When Newt Gingrich calls President Obama “the food stamp president,” the party of crazy, old, white people has found its champion, a man who rose to power on the force of flaming epithets and his manifestos for the future conservative paradise, his unique appeal something that perhaps could best be labeled Newtonian Back to the Futurism.
When observers are heard to say the Tea Party drives the Republican Party now what they really mean is crazy, old, white people drive the agenda. These would be the Americans who swear by their Medicare and bristle at anyone reckless enough to threaten it, yet believe Medicare for all is a dangerous government takeover of health care. As a bold emblem of their remarkable disorientation they have chosen the protest ostensibly over taxation in Boston in the 18th Century as their guiding symbol, though at a time when taxes across the board are at their lowest point in modern American history. And of course Rush Limbaugh and Bill O ‘Reilly, the former a bulbous mass of white smoldering resentment blowing smoke out his ears, the latter a volcano of crotchety grump, together represent above all white male hegemony under siege, the preferred tribunes of crazy old white people across the land.
In fairness, the GOP retains some crazy young white people too: the Ayn Rand cultists, her philosophy of selfishness and her division of the body politic into the worthwhile and the useless unwashed irresistible to young reactionaries; those tutored since they were pups that all things progressive are evil and worse, European; the scrubbed and bushytailed bagmen for corporations, banks and big business. Whatever their age, the GOP welcomes them and their particular sense of victimization, whether what they believe lost is white privilege, gender domination (or both), employer unaccountability, socially enforced taboos and Puritanism, or whether it is the attack from science, economics, education on their ideological fundamentalism and assumptions…progress generally… that has them aggrieved.
The real point would be that the 2010 elections, and the GOP’s, crazy, old, white people led triumph likely was the party’s last big electoral hoorah. 2010 was their final perfect storm: a broad protest vote against high unemployment and a feeble economy, a Democratic base feeling a mixture of bafflement and letdown and vague purpose, the culturally put-upon on the right up in arms (literally, at times) fearful and antagonistic toward what they see as the cultural encroachment of Latinos, gays and blacks, and political harbingers redolent of progress and the European continent all somehow embodied in the person and symbol that is Barack Obama.

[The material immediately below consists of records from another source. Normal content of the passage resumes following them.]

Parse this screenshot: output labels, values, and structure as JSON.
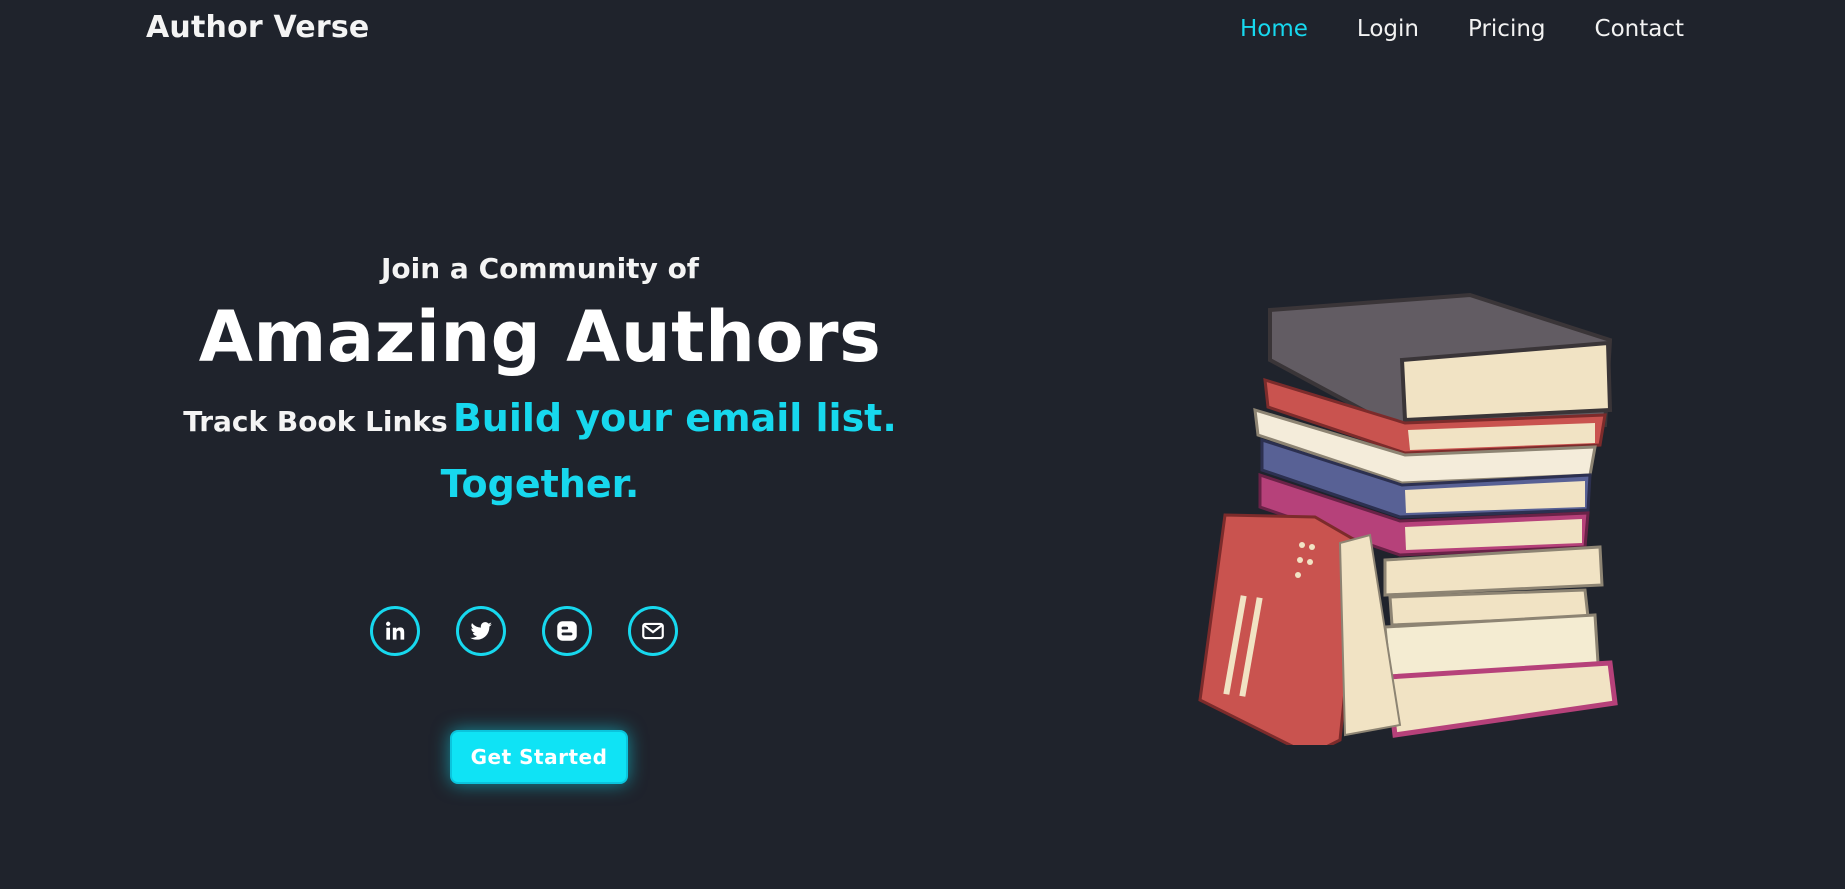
{
  "header": {
    "brand": "Author Verse",
    "nav": [
      {
        "label": "Home",
        "active": true
      },
      {
        "label": "Login",
        "active": false
      },
      {
        "label": "Pricing",
        "active": false
      },
      {
        "label": "Contact",
        "active": false
      }
    ]
  },
  "hero": {
    "kicker": "Join a Community of",
    "headline": "Amazing Authors",
    "tagline_prefix": "Track Book Links",
    "tagline_accent_1": "Build your email list.",
    "tagline_accent_2": "Together.",
    "cta_label": "Get Started"
  },
  "socials": [
    {
      "icon": "linkedin-icon"
    },
    {
      "icon": "twitter-icon"
    },
    {
      "icon": "blogger-icon"
    },
    {
      "icon": "mail-icon"
    }
  ],
  "illustration": {
    "icon": "book-stack-icon"
  },
  "colors": {
    "background": "#1f232c",
    "accent": "#17d8ee",
    "button": "#0fe3f5"
  }
}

Jowly, superannuated dough boy Newt Gingrich certainly would be a natural as a standard bearer for the party of crazy old white people in the 2012 elections, his offering of ideological exotica and southern strategy just the ticket for the GOP. Long representing a district in Georgia that once went for segregationist George Wallace for president of the United States, his Confederate bona fides definitely are in order. But most any Republican candidate now in the field can serve the same purpose, even if Mitt Romney may blow the color-coded dog whistle a little softer than the others would.
The party’s abiding scorching antagonism and extremity are methodically causing it to drive itself into irrelevancy, any candidate capable of earning the endorsement of the rancorous base expected to hold the current president (and non-Republicans) in complete and utter contempt without relent, as traitorous, illegitimate and ideologically and culturally, if not literally foreign.
But demographics are against them, as are reality and the direction in which most of the world has long been moving and continues to move. Republicans may have been effectively indoctrinated with faulty history lessons and perverse nostalgia, but the modern welfare state is well entrenched, not only viewed virtually everywhere as obligatory and necessary, but much preferred. Republican politicians’ inability to resist sops to the populist xenophobia of the Republican base, insisting upon demeaning stereotypes and hateful demagoguery when dealing with the issue of immigration has alienated Latinos, the fastest growing segment of the population possibly for a generation. Comments such as “food stamp president” only remind blacks of the attitudes and smarmy appeals that have alienated them from Republicans for so long.
Younger voters across the board simply do not share the cultural conservatism of the far right, the stigmatization of either gays or abortion; nor do they revere the financial and corporate sector as unassailable good, nor accept generalized indictments of government as credible. That leaves…yes, crazy, old white people; the youthful exponents of greed and indifference with their Randian fever, and the frat wing of nasty ideological twerps, brimming with juvenilia, disinformation and dirty tricks to build their hopes upon. A coalition for the future it is not.
For the moment, the Republican regressives may hunker down inside their conservative media redoubts out of harm’s way of reality, factuality, rationality and the ways of the modern world. How long they can hold out as a viable political force, who knows? But all available signs are that the party is becoming an anachronism. For the Republican base indeed there is enormous emotional satisfaction in the purity of ideological fire and brimstone and ideological civil war. But the days are numbered. In the long run, I believe, these extremes will recede to the fringe where they once sustained, John Birchers and nutty libertarians relegated back to where they belonged before conquering a vulnerable and embittered Republican “mainstream.”
Making such a prediction I guess I will be in a lot of trouble if I’m proved wrong. But then, so will you.